  • What have we learned to help prepare us for the Second Wave of COVID-19?

    Economies are in various stages of reopening across the country. But we do so with one eye on the SECOND WAVE which is expected to hit in the late autumn and last into the winter of 2021. Are we ready for it. We’ve been asking that question of late from a number of perspectives. In this episode, we look at some of the science lessons and medical lessons we’ve learned during the course of the pandemic so far. We talk to Dr. Mitch Shulman, and emergency medicine specialist in Montreal and the medical correspondent for iHeart Radio Canada, and our iHeart Radio Canada Science correspondent Professor Dan Riskin to get some clarity on whether we're seeing the start of the second wave already.
  • Are our frontline healthcare workers prepared for the second wave of the pandemic?

    We often talk about the heroes of the pandemic and that brings our front line healthcare workers to mind almost immediately. What does the Next Normal look like for them as we approach the possibility of a second wave of COVID-19? What the learnings they have had as they've faced down the COVID crisis? Tim Guest is President of the Canadian Nurses Association.
  • How do we prepare for a spike in mental illnesses that are sure to come during the pandemic?

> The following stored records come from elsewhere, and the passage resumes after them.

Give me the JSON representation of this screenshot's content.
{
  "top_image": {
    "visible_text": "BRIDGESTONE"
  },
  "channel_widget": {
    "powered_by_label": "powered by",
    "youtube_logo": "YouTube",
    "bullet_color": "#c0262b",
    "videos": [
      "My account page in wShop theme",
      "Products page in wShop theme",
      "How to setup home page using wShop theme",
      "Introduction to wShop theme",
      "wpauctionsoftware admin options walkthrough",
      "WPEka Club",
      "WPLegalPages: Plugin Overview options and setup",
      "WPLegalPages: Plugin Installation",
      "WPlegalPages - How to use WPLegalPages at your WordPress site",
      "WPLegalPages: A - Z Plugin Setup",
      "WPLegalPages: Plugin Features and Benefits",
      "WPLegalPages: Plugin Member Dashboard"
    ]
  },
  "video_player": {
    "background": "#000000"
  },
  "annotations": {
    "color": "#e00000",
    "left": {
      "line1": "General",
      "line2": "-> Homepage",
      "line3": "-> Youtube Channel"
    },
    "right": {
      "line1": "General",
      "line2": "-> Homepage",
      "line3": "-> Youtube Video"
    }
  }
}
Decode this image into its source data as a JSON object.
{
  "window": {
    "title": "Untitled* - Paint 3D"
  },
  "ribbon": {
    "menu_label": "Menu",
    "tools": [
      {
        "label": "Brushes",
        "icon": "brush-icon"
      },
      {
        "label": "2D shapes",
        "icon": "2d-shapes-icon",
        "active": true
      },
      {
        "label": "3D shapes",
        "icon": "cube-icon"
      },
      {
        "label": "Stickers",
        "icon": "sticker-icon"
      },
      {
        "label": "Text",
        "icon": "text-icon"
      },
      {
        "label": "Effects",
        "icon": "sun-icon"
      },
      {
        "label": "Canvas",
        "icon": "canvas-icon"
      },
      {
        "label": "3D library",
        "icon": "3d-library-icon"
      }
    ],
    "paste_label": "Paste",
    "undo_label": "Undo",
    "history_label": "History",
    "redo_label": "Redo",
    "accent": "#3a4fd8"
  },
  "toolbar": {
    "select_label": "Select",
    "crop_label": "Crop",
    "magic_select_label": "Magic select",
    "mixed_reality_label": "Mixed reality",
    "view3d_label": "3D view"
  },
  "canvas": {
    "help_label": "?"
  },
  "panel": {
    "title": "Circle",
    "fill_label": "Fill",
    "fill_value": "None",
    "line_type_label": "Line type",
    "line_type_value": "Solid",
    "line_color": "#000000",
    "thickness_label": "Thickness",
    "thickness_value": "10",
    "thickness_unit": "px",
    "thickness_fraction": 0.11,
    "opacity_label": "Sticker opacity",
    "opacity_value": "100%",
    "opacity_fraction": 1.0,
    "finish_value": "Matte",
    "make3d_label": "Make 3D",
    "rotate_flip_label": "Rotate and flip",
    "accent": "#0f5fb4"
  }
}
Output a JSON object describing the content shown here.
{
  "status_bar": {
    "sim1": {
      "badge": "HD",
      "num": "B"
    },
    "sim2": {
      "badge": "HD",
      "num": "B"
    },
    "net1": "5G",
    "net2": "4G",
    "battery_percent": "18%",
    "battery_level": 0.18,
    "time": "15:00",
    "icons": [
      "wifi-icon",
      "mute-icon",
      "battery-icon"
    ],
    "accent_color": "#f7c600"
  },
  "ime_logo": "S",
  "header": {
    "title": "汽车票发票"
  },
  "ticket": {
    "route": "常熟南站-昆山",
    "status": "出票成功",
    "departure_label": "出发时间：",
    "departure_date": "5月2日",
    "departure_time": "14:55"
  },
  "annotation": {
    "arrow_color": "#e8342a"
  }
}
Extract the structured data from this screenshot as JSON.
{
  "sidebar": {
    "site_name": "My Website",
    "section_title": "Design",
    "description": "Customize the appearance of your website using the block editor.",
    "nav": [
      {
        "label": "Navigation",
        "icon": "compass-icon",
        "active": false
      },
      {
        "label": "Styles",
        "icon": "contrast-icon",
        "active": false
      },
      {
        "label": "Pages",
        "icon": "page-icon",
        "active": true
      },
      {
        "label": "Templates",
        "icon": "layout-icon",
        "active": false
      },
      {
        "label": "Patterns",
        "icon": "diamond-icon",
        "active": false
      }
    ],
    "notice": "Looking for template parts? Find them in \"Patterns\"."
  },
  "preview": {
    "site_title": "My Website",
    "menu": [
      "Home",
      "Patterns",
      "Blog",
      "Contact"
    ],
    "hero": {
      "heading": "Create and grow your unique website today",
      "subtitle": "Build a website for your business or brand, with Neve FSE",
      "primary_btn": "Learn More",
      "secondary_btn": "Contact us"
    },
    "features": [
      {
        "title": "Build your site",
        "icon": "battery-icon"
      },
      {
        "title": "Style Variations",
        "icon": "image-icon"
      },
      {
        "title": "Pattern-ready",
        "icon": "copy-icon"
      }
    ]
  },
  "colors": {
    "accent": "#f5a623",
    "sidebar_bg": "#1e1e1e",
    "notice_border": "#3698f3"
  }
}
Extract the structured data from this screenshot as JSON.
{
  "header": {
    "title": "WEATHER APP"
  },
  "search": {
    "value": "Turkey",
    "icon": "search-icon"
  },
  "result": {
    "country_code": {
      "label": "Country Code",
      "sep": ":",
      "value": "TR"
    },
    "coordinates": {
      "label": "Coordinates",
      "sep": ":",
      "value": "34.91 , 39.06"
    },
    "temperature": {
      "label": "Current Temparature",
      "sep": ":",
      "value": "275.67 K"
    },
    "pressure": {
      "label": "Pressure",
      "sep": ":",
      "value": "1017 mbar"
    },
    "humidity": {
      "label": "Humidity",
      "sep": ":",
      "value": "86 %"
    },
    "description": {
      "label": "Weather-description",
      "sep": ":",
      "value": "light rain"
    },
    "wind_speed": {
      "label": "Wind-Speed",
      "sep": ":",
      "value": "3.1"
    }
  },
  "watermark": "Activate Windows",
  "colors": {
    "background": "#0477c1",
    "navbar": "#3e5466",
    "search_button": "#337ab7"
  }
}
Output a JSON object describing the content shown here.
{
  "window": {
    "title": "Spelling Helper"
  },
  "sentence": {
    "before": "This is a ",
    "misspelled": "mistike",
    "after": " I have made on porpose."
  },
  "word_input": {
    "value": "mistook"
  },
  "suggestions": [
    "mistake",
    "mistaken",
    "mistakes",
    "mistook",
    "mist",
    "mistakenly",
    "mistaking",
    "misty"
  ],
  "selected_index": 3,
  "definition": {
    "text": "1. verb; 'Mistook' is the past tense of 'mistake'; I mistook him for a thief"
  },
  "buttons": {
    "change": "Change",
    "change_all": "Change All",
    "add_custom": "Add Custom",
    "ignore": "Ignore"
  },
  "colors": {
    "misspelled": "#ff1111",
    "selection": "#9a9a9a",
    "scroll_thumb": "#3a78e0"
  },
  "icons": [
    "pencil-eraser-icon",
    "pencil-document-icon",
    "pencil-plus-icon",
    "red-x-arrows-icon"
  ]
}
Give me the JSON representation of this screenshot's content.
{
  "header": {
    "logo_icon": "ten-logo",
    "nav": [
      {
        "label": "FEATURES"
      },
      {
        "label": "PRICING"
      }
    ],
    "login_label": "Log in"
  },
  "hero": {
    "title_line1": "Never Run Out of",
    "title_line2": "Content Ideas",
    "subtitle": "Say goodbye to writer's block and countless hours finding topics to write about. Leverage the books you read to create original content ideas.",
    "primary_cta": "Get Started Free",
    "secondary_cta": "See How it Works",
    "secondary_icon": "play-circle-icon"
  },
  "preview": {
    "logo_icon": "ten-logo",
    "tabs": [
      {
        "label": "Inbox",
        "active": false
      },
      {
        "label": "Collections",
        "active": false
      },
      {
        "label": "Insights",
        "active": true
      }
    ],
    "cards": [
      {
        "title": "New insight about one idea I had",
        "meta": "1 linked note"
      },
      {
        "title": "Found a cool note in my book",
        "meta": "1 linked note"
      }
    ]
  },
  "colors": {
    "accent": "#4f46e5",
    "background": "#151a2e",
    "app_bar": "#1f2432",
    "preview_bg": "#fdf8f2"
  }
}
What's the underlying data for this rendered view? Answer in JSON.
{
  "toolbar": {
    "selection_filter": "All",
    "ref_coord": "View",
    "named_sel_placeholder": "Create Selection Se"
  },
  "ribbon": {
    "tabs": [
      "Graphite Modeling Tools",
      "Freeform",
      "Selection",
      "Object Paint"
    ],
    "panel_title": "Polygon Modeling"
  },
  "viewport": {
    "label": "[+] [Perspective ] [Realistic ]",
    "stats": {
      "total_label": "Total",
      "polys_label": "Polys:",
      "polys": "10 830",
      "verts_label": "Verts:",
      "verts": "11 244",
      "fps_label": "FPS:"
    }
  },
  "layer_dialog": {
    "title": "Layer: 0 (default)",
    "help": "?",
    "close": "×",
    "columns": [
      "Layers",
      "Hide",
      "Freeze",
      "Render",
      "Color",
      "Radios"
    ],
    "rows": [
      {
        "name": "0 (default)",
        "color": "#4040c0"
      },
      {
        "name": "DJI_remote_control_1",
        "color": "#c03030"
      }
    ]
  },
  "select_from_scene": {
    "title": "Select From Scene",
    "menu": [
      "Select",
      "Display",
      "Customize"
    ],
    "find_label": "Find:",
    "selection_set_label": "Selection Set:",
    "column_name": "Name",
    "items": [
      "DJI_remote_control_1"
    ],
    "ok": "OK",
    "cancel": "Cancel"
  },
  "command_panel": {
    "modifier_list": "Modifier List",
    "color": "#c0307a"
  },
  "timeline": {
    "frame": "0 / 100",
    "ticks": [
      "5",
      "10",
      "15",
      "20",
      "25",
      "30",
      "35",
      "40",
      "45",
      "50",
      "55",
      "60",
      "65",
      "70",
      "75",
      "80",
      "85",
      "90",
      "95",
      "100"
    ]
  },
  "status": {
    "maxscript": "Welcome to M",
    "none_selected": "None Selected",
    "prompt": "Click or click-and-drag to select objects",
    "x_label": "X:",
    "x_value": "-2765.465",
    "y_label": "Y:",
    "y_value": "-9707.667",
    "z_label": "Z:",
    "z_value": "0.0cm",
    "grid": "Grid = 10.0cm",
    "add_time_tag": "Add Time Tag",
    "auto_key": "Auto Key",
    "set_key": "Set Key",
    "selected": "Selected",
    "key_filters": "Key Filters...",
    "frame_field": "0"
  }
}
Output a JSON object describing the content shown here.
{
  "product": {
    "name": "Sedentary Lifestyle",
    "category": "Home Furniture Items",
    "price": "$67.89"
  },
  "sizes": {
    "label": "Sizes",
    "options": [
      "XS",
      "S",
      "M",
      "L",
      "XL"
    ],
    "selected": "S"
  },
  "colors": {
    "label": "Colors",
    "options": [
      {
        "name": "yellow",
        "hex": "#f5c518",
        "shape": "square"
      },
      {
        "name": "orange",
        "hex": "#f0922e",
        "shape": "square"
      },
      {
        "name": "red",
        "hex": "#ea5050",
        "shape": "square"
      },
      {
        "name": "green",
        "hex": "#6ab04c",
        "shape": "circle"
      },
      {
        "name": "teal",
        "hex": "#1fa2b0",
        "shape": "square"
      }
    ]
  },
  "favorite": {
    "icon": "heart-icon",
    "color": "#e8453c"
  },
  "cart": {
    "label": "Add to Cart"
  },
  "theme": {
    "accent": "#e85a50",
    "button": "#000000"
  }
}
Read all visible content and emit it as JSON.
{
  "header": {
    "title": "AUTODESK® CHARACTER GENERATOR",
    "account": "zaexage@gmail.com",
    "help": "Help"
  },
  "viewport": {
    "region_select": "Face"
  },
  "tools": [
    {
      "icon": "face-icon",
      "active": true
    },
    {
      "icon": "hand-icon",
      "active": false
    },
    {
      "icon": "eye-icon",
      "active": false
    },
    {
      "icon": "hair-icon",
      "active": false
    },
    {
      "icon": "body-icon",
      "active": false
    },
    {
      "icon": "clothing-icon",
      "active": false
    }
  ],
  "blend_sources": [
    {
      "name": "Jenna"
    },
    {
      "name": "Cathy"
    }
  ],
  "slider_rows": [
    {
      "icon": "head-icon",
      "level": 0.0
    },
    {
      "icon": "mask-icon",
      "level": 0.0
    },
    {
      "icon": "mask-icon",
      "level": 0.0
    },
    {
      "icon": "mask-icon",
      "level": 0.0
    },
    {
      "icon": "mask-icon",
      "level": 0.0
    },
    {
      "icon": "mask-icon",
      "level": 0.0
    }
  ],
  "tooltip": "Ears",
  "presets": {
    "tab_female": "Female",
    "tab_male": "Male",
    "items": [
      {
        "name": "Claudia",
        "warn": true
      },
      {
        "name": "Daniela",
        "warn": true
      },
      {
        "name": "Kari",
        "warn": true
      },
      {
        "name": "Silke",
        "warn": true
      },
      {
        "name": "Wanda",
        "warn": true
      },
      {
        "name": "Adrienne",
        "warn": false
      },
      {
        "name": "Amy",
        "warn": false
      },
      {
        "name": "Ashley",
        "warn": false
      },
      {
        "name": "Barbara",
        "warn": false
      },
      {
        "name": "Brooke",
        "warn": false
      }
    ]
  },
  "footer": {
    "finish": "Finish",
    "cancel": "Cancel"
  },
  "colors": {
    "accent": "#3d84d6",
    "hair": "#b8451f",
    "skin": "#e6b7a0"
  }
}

    Mark Henick is a Mental Health advocate and host of the podcast So Called Normal. There are some voices and expert thinkers among us who believe the "second wave" of the coronavirus pandemic may not be as severe as we had originally expected. But they do say it's coming and with it we will begin to see the true fallout of the "first wave" - the businesses that have gone bankrupt, the real job loss once government programs run out. And all of that will add up to an echo pandemic of mental illness. Are we prepared? Can we prepare?
  • Family Law is under pressure during the COVID pandemic

    They’ve been dubbed the “COVID Cohort”. They are the high school grads, the class of 2020, who had fully intended to attend the college or university of their choice in September. But the pandemic upset those plans as it has done in almost aspect of our lives and livelihoods.   Post-secondary institutions across the country and around the world are moving from on-campus to online learning. It’s a move that makes sense from a public health perspective but it’s not what students signed up for; so many are reconsidering whether they’ll attend, many saying they’ll opt for a gap year – preferring to have the full campus experience rather than a virtual gathering.   Anna-Marie Musson from Musson Law says, the COVID Cohort is creating a whole new set of unexpected challenges and pressures for couples and families trying to navigate Family Law in this country.

Reshmi Nair, host of "Outbreak: The Facts and Fiction of the Coronavirus" asks Dan Riskin, Bell Media science expert and Dr. Isaac Bogoch, Infectious disease physician at Toronto General Hospital YOUR questions about COVID-19